Many cultures have incorporated drums into their religious ceremonies and rituals for thousands of years. The drum has a special importance that is almost sacred in many religions. They have been used to connect to gods, deities or the spirit world for thousands of years.
Large barrel drums were used as an instrument to call the Love and Fertility Goddess Innana by the Sumerians from about 5500 BC onward. The high priest and drum guard was responsible for its protection and usage during religious ceremonies.
Native American Indians used drums during rituals or ceremonies and a drum keeper from each tribe was responsible for watching over sacred drums. Drums varied and tribes also used hand rattles. The North Eastern Indians used water drums to vary the pitch of drums during rituals and celebrations.
The Shinto religion from Japan is older than Buddhism and has a close relationship with drums. Taiko drums are often used during celebrations. They were once only played on special occasions by men that have been granted permission by priests of the religion.
Buddhism also has a long tradition of using drums during rituals and ceremonies. The Damuru is often used for gaining guidance from deities and gods in both Buddhism and Hinduism. The Damuru is a small double-sided hand drum. It makes a rattling sound and the sound represents Nada, the cosmic sound of AUM. This sound can be heard during deep meditation.
Drums also have a major role in the religious of West Africa. Indigenous South American cultures used drums and percussion in songs. Shamans also used drums in their ceremonies where they spoke to spirits and the underworld.
The drums are so important that they need protection and often are limited to special occasions because of their significance.
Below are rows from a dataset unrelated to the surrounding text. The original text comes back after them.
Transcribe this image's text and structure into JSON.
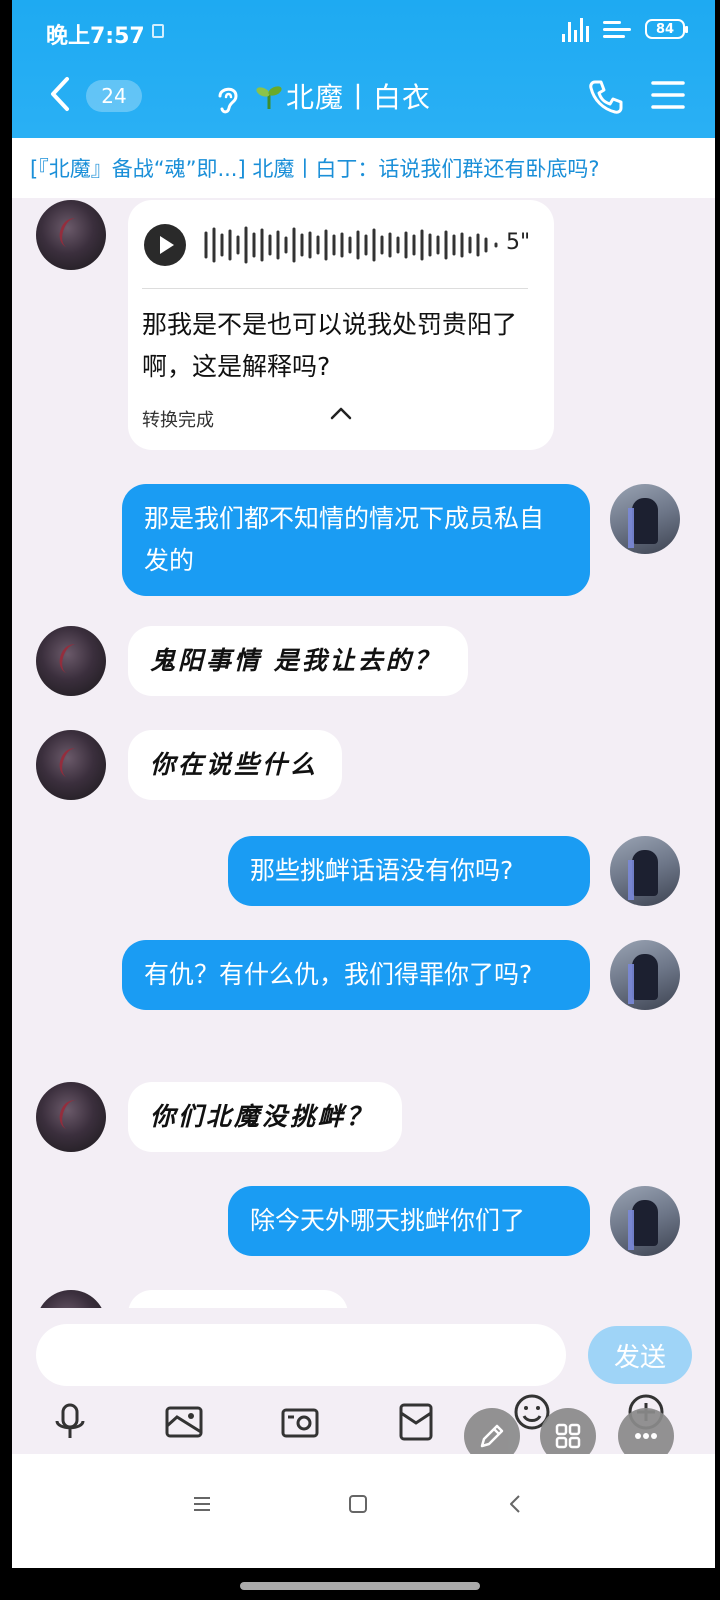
{
  "status_bar": {
    "time": "晚上7:57",
    "battery": "84"
  },
  "header": {
    "unread_count": "24",
    "title": "北魔丨白衣",
    "accent_color": "#1eaaf2"
  },
  "notice": {
    "text": "[『北魔』备战“魂”即...] 北魔丨白丁：话说我们群还有卧底吗?"
  },
  "voice_message": {
    "duration": "5\"",
    "transcript": "那我是不是也可以说我处罚贵阳了啊，这是解释吗?",
    "convert_status": "转换完成"
  },
  "messages": [
    {
      "side": "out",
      "text": "那是我们都不知情的情况下成员私自发的"
    },
    {
      "side": "in",
      "text": "鬼阳事情 是我让去的？"
    },
    {
      "side": "in",
      "text": "你在说些什么"
    },
    {
      "side": "out",
      "text": "那些挑衅话语没有你吗?"
    },
    {
      "side": "out",
      "text": "有仇？有什么仇，我们得罪你了吗?"
    },
    {
      "side": "in",
      "text": "你们北魔没挑衅？"
    },
    {
      "side": "out",
      "text": "除今天外哪天挑衅你们了"
    }
  ],
  "input": {
    "send_label": "发送"
  },
  "toolbar": {
    "icons": [
      "microphone-icon",
      "image-icon",
      "camera-icon",
      "red-packet-icon",
      "emoji-icon",
      "plus-icon"
    ]
  },
  "colors": {
    "out_bubble": "#1a9cf3",
    "in_bubble": "#ffffff",
    "background": "#f3eef5"
  }
}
This demonstrates how emotive drumming can be during times of worship or performing rituals.